Sunday, April 16, 2017

And The Mountains Echoed by Khaled Hosseini


Abdullah and his sister Pari are inseparable. The two share a very close bond after losing their mother at a young age. Their father takes them on a journey in to a larger Afghan town where they meet up with their uncle who works for a rich husband and wife. Pari is handed over to this couple, and Abdullah never sees his sister again. This book tells us the story of various people who have a degree or two of separation from Abdullah and Pari.

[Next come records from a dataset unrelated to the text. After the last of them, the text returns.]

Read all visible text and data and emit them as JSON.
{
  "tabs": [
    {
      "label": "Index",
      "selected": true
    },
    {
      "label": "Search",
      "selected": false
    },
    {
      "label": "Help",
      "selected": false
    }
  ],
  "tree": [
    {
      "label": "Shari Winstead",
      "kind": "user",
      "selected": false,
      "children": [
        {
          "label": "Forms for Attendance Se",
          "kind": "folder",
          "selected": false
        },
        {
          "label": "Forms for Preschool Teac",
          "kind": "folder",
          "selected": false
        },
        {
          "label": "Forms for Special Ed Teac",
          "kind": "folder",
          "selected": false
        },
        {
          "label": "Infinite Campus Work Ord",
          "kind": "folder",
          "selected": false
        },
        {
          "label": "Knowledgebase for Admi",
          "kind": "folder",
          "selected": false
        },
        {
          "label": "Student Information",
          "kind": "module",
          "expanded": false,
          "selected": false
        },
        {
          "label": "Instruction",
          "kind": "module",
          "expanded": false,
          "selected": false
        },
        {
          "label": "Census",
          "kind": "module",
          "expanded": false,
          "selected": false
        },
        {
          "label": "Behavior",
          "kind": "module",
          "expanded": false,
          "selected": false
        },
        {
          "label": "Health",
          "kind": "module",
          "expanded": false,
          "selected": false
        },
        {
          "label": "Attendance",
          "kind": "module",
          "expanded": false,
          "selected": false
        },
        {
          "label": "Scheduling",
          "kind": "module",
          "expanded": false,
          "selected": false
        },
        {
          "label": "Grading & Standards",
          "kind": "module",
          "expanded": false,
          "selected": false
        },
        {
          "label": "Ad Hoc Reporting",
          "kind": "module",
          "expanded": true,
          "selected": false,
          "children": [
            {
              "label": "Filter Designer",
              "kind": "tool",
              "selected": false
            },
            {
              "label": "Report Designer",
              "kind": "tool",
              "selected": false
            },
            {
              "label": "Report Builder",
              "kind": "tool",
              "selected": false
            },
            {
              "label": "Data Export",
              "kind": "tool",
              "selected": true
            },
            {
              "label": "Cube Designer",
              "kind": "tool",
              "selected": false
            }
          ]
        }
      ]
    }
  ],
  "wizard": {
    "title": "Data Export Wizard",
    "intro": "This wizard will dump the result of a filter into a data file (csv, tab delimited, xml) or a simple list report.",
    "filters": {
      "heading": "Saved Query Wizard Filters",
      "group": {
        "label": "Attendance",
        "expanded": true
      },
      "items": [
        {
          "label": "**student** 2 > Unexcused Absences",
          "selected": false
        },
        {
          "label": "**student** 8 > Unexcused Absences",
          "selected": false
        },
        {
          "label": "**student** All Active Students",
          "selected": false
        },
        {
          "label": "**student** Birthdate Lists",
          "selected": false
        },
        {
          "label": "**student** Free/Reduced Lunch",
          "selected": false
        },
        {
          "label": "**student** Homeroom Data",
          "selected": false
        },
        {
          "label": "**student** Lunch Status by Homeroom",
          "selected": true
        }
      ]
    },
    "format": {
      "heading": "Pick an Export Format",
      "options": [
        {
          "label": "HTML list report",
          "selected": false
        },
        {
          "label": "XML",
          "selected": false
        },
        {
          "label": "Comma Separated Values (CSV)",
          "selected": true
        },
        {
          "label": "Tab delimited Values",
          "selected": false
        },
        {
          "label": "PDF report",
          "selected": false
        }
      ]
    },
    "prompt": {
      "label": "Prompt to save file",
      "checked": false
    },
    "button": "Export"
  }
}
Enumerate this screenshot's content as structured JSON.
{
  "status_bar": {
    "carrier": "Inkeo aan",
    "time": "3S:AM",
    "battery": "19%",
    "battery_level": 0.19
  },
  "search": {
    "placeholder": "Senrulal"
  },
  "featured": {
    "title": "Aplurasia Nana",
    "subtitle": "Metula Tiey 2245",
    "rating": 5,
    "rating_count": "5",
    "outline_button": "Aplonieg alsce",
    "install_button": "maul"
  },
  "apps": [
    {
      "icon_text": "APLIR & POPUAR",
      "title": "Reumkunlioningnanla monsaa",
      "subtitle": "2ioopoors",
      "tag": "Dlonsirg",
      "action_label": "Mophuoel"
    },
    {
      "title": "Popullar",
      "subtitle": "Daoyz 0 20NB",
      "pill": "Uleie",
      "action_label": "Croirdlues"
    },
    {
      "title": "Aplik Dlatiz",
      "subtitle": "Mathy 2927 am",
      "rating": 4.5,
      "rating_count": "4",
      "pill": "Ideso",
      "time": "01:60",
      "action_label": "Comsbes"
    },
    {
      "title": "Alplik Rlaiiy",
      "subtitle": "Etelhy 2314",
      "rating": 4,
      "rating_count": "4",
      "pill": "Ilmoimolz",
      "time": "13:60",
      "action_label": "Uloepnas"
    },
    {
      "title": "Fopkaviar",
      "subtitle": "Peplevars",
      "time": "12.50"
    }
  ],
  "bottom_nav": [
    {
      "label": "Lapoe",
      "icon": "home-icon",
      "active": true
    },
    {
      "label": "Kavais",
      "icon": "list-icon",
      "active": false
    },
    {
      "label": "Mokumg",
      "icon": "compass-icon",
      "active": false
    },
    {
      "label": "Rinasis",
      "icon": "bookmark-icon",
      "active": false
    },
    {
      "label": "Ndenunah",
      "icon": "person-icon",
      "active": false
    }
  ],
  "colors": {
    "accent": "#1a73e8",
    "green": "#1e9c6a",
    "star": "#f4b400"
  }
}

The book starts off riveting. We learn about Pari being sold to this couple, and how his uncle's life plays out. Then the stories get further and further away from Abdullah and Pari until at the end, they eventually make their way back. The start and ending were great, the rest felt like filler and got to the point where I was struggling to figure out who the characters were and how they were connected.

Unfortunately I think this is the weakest of Hosseini's books. But I haven't given up on him because of how much I liked the others. If/when he puts out another book I'll read it.

First Line: "So, then."


Friday, April 14, 2017

Mississippi Blood by Greg Iles


In the third and final book of the Natchez trilogy, we hope to finally learn the truth about what happened the night Viola Turner died. The trilogy focuses around Dr. Cage's son Penn trying to clear his father's name and learning about all the klan activity that occurred in the town back in the 60s. Some of these dangerous men are still alive and don't want the truth to come out. This book focuses on Dr. Cage's trial (finally!) and the aftermath of Penn's loss.

We know the characters by this point, so this really is a story-driven novel in wrapping up all the loose ends. The full trial of Dr. Cage being tried for Viola's murder plays out. It includes his lawyer not objecting to any evidence being entered and then some jaw-dropping surprises at the end.

This was one of the best trials I've read in a book. There were twists and turns. You wondered what the defense was trying to do, and why they were hiding their motives from Penn. There was so much suspense!

If you haven't read the first two books, you cannot pick this one up by itself and expect to understand what's going on. But trust me, this series is worth the time investment. It's a fantastic series and ends with a bang.

Thanks to TLC Book Tours for letting me be a part of this tour. You should definitely consider purchasing this book! Buy from HarperCollins

First Line: "Grief is the most solitary emotion; it makes islands of us all."

About the Author
Greg Iles spent most of his youth in Natchez, Mississippi. His first novel, Spandau Phoenix, was the first of thirteen New York Times bestsellers, and his new trilogy continues the story of Penn Cage, protagonist of The Quiet Game, Turning Angel, and #1 New York Times bestseller The Devil’s Punchbowl. Iles’s novels have been made into films and published in more than thirty-five countries. He lives in Natchez with his wife and has two children.

Find him on Twitter, Facebook and at his website.

Monday, April 10, 2017

The Enemies of Versailles by Sally Christie

Historical Fiction

In the third and final book in the Versailles/Louis XV trilogy, this time we look at two women from King Louis XV's last years. The first is his final mistress, the Comtesse du Barry, who started out as a luxury escort. She makes friends with the right people and is eventually presented to the king. Not surprisingly the court hates her not only because she's an escort but also because she's a commoner. The second is Louis' eldest daughter Adelaide. She is an extremely rigid woman and doesn't have a very good relationship with her father because she hasn't approved of any of his mistresses.

The two women are completely different, likely why they were both selected for this book, and it really highlights the extremes that existed in the French court. Christie does a great job of showing how tone deaf French royalty was during this time, which eventually brought their demise. Obviously all these years later, in a much more advanced society, it's easy to see the errors of their ways but I wonder if it would have been easy to understand back then. This book actually made me want to read more on the French Revolution.

Having read Christie's other two books in the trilogy (read my reviews for The Rivals of Versailles and The Sisters of Versailles), even though these characters were unique from all the other ladies highlighted in Christie's books, I found them somewhat less captivating.

It's still a worthy read - you should definitely check out all three books! It gives you great insight in to some of the more periphery characters of the Louis XV reign. You can buy the book here: Amazon

Thank you to TLC Book Tours for letting me be a part of this tour.

First Line: "I slip away from the warmth of the kitchen and out into the deserted hall."

About the Author
Sally Christie is a long time history buff. She has lived in England, Canada, Argentina, and Lesotho though she currently resides in Toronto (and hence, I'm claiming Canadian author here!). The Sisters of Versailles is her first book even though she's been putting pen to paper for a while. Learn more at her websiteFacebook, or GoodReads.